The United Nations chief is asking the world to help address a growing humanitarian crisis in Afghanistan.
Nearly half the country’s 38 million people need assistance, The Associated Press reported.
“Now more than ever, Afghan children, women & men need support & solidarity from the international community,” António Guterres tweeted, sharing a short video that explained he will convene the “high level humanitarian conference” for the warn-torn country on Sept. 13.
“Afghanistan faces a looming humanitarian catastrophe. We need the international community to stand together and support the Afghan people,” Guterres said in the video.
“We also appeal for full and unimpeded humanitarian access, to make sure Afghans to get the essential services they need,” he continued. “The United Nations stands in solidarity with the people of Afghanistan, and is committed to staying and delivering for them.”

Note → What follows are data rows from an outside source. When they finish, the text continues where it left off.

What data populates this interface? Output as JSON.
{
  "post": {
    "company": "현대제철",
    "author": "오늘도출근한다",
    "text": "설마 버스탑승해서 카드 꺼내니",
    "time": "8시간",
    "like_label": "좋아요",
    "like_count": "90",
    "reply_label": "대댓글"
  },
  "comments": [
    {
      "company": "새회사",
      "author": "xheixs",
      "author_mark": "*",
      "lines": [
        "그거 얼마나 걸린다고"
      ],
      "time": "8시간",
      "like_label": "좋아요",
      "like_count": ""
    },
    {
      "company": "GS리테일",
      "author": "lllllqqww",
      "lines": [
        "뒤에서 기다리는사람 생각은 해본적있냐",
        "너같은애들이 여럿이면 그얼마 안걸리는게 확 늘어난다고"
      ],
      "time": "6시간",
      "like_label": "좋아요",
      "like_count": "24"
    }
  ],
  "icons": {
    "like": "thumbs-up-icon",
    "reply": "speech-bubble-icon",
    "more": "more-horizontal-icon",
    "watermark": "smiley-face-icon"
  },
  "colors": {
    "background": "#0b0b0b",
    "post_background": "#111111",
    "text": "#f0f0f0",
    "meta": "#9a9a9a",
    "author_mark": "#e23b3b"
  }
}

The U.N. appeal for $1.3 billion for 2021 to help more than 18 million people is just 40 percent funded, leaving a $766 million deficit.
“One in three Afghans do not know where their next meal will come from,” U.N. spokesman Stephane Dujarric told the AP. “Nearly half of all children under the age of 5 are predicted to be acutely malnourished in the next 12 months.”

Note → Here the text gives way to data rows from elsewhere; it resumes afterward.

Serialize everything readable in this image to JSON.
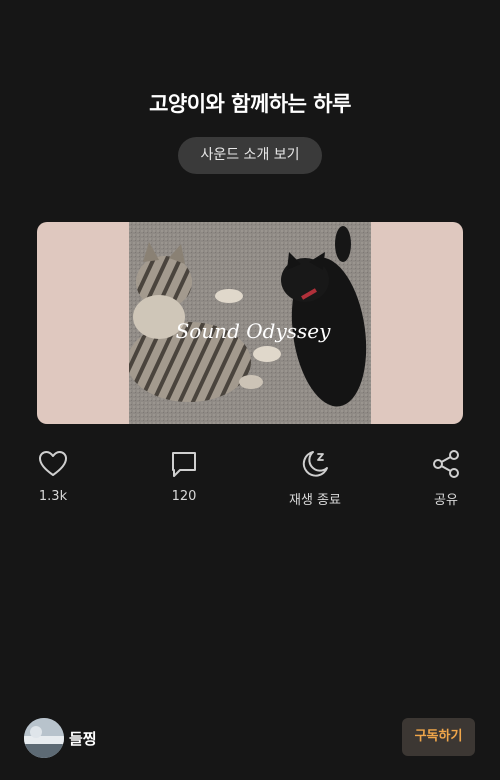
{
  "page": {
    "title": "고양이와 함께하는 하루",
    "intro_button": "사운드 소개 보기"
  },
  "cover": {
    "watermark": "Sound Odyssey"
  },
  "actions": [
    {
      "icon": "heart-icon",
      "label": "1.3k"
    },
    {
      "icon": "comment-icon",
      "label": "120"
    },
    {
      "icon": "sleep-timer-icon",
      "label": "재생 종료"
    },
    {
      "icon": "share-icon",
      "label": "공유"
    }
  ],
  "footer": {
    "username": "들찡",
    "subscribe_button": "구독하기"
  },
  "colors": {
    "background": "#161616",
    "accent": "#f0a64a",
    "card_background": "#dfc8bf"
  }
}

Congressional aides told Reuters that the US Congress is likely to finance U.N. and other humanitarian assistance, but there is virtually no chance it will directly fund a new Taliban-led government. For fiscal 2022 starting Oct. 1, Congress designated $52.03 million for Afghan humanitarian aid, according to the US Special Inspector General for Afghanistan Reconstruction.
But there’s also $136.45 million earmarked for underwriting Afghan government workers’ salaries in the budget that is unlikely to get sent to a Taliban-led government.